It’s surprisingly peaceful at the McAlpine Locks and Dam next to Louisville’s Portland neighborhood. Traffic whizzes past on the nearby interstate, but otherwise it’s quiet. On a recent weekday morning, no boats are waiting to go through the locks, and the only sounds other than the highway are birds.

The Locks are major infrastructure for the area. Operated and maintained by the Army Corps of Engineers, they’re the portal for boats — from kayaks to barges — that want to pass Louisville on the Ohio River. The Locks themselves are steel and concrete, but they’re surrounded by a lot of green space. And that green space is what the Army Corps has its eye on.

“There’s a lot of wildlife,” said Keith Chasteen, pointing to the lawn. “Last time I was out here there was a fox down here.”

This green space will be the site of the first pollinator plantings.Erica Peterson | wfpl.org

This green space will be the site of the first pollinator plantings.

At present, the green space is mostly grass with a few small trees. Chasteen, who’s a Natural Resources Management Specialist with the Corps, said they have to keep it mowed to make sure it doesn’t go wild.

But starting with a small area next month, the Corps has a new plan to turn nearly 12 acres of lawn into pollinator habitats over the next few years.

Instead of the mowed grass, the green space will be filled with native plants that attract pollinators — like bees and butterflies.

“What that will do is one, not only provide a habitat for pollinators and other species of wildlife, but it will provide a cost savings,” Chasteen said.

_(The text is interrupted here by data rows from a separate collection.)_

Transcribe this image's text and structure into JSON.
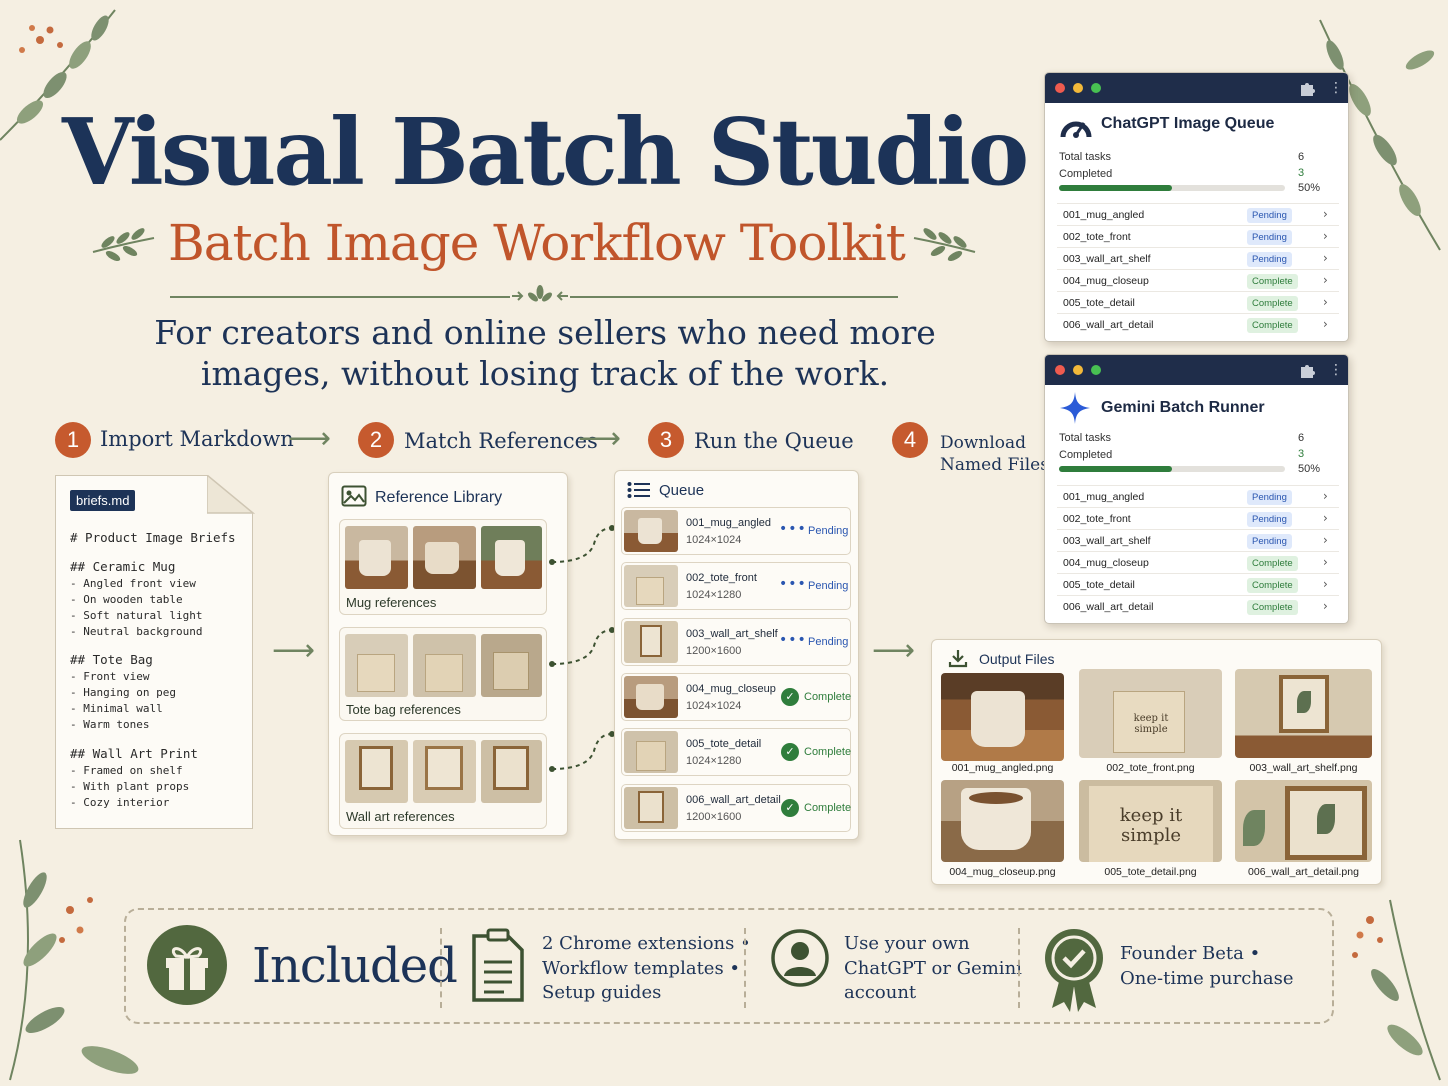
{
  "header": {
    "title": "Visual Batch Studio",
    "subtitle": "Batch Image Workflow Toolkit",
    "tagline_line1": "For creators and online sellers who need more",
    "tagline_line2": "images, without losing track of the work."
  },
  "steps": [
    {
      "num": "1",
      "label": "Import Markdown"
    },
    {
      "num": "2",
      "label": "Match References"
    },
    {
      "num": "3",
      "label": "Run the Queue"
    },
    {
      "num": "4",
      "label_line1": "Download",
      "label_line2": "Named Files"
    }
  ],
  "markdown_doc": {
    "filename": "briefs.md",
    "heading": "# Product Image Briefs",
    "sections": [
      {
        "heading": "## Ceramic Mug",
        "items": [
          "- Angled front view",
          "- On wooden table",
          "- Soft natural light",
          "- Neutral background"
        ]
      },
      {
        "heading": "## Tote Bag",
        "items": [
          "- Front view",
          "- Hanging on peg",
          "- Minimal wall",
          "- Warm tones"
        ]
      },
      {
        "heading": "## Wall Art Print",
        "items": [
          "- Framed on shelf",
          "- With plant props",
          "- Cozy interior"
        ]
      }
    ]
  },
  "reference_library": {
    "title": "Reference Library",
    "groups": [
      {
        "label": "Mug references"
      },
      {
        "label": "Tote bag references"
      },
      {
        "label": "Wall art references"
      }
    ]
  },
  "queue": {
    "title": "Queue",
    "items": [
      {
        "name": "001_mug_angled",
        "size": "1024×1024",
        "status": "Pending"
      },
      {
        "name": "002_tote_front",
        "size": "1024×1280",
        "status": "Pending"
      },
      {
        "name": "003_wall_art_shelf",
        "size": "1200×1600",
        "status": "Pending"
      },
      {
        "name": "004_mug_closeup",
        "size": "1024×1024",
        "status": "Complete"
      },
      {
        "name": "005_tote_detail",
        "size": "1024×1280",
        "status": "Complete"
      },
      {
        "name": "006_wall_art_detail",
        "size": "1200×1600",
        "status": "Complete"
      }
    ]
  },
  "extensions": [
    {
      "title": "ChatGPT Image Queue",
      "total_label": "Total tasks",
      "total": "6",
      "completed_label": "Completed",
      "completed": "3",
      "progress": "50%",
      "rows": [
        {
          "name": "001_mug_angled",
          "status": "Pending"
        },
        {
          "name": "002_tote_front",
          "status": "Pending"
        },
        {
          "name": "003_wall_art_shelf",
          "status": "Pending"
        },
        {
          "name": "004_mug_closeup",
          "status": "Complete"
        },
        {
          "name": "005_tote_detail",
          "status": "Complete"
        },
        {
          "name": "006_wall_art_detail",
          "status": "Complete"
        }
      ]
    },
    {
      "title": "Gemini Batch Runner",
      "total_label": "Total tasks",
      "total": "6",
      "completed_label": "Completed",
      "completed": "3",
      "progress": "50%",
      "rows": [
        {
          "name": "001_mug_angled",
          "status": "Pending"
        },
        {
          "name": "002_tote_front",
          "status": "Pending"
        },
        {
          "name": "003_wall_art_shelf",
          "status": "Pending"
        },
        {
          "name": "004_mug_closeup",
          "status": "Complete"
        },
        {
          "name": "005_tote_detail",
          "status": "Complete"
        },
        {
          "name": "006_wall_art_detail",
          "status": "Complete"
        }
      ]
    }
  ],
  "output_files": {
    "title": "Output Files",
    "files": [
      {
        "name": "001_mug_angled.png",
        "overlay": ""
      },
      {
        "name": "002_tote_front.png",
        "overlay": "keep it\nsimple"
      },
      {
        "name": "003_wall_art_shelf.png",
        "overlay": ""
      },
      {
        "name": "004_mug_closeup.png",
        "overlay": ""
      },
      {
        "name": "005_tote_detail.png",
        "overlay": "keep it\nsimple"
      },
      {
        "name": "006_wall_art_detail.png",
        "overlay": ""
      }
    ]
  },
  "included": {
    "title": "Included",
    "list": [
      "2 Chrome extensions •",
      "Workflow templates •",
      "Setup guides"
    ],
    "account": [
      "Use your own",
      "ChatGPT or Gemini",
      "account"
    ],
    "offer": [
      "Founder Beta •",
      "One-time purchase"
    ]
  },
  "colors": {
    "navy": "#1c3358",
    "terracotta": "#c65a2e",
    "sage": "#6f8460",
    "cream": "#f5efe2",
    "pending_blue": "#2a56b0",
    "complete_green": "#2f7d3c"
  }
}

Swapping out the grass for the native plants means the Corps can save on mowing. And it helps support local pollinators at a time when many species are on the decline.

Pollinators are essential for the country’s agriculture sector; they help plants reproduce by moving pollen from one place to another. But around the world, the numbers of pollinators are dropping due to factors like habitat loss, disease and chemical use.

Colony collapse disorder is estimated to have wiped out millions of beehives since 2006. But creating habitats especially for insects like bees and butterflies is one way to help slow the species’ decline.

The McAlpine Locks is already meant to be used as an open public space; there are displays and exhibits about the infrastructure, and viewing platforms for visitors to watch boats lock through. But Chasteen said once the pollinator plantings are finished, the hope is that it will provide another attraction.

“It will become sort of an outdoor education area where school groups can come, scout groups can come and learn about the different pollinators, learn about the different plants,” he said.

The Army Corps of Engineers is having a pollinator planting day on Saturday, May 14, and is seeking people to come and help complete the planting. For more details, click here.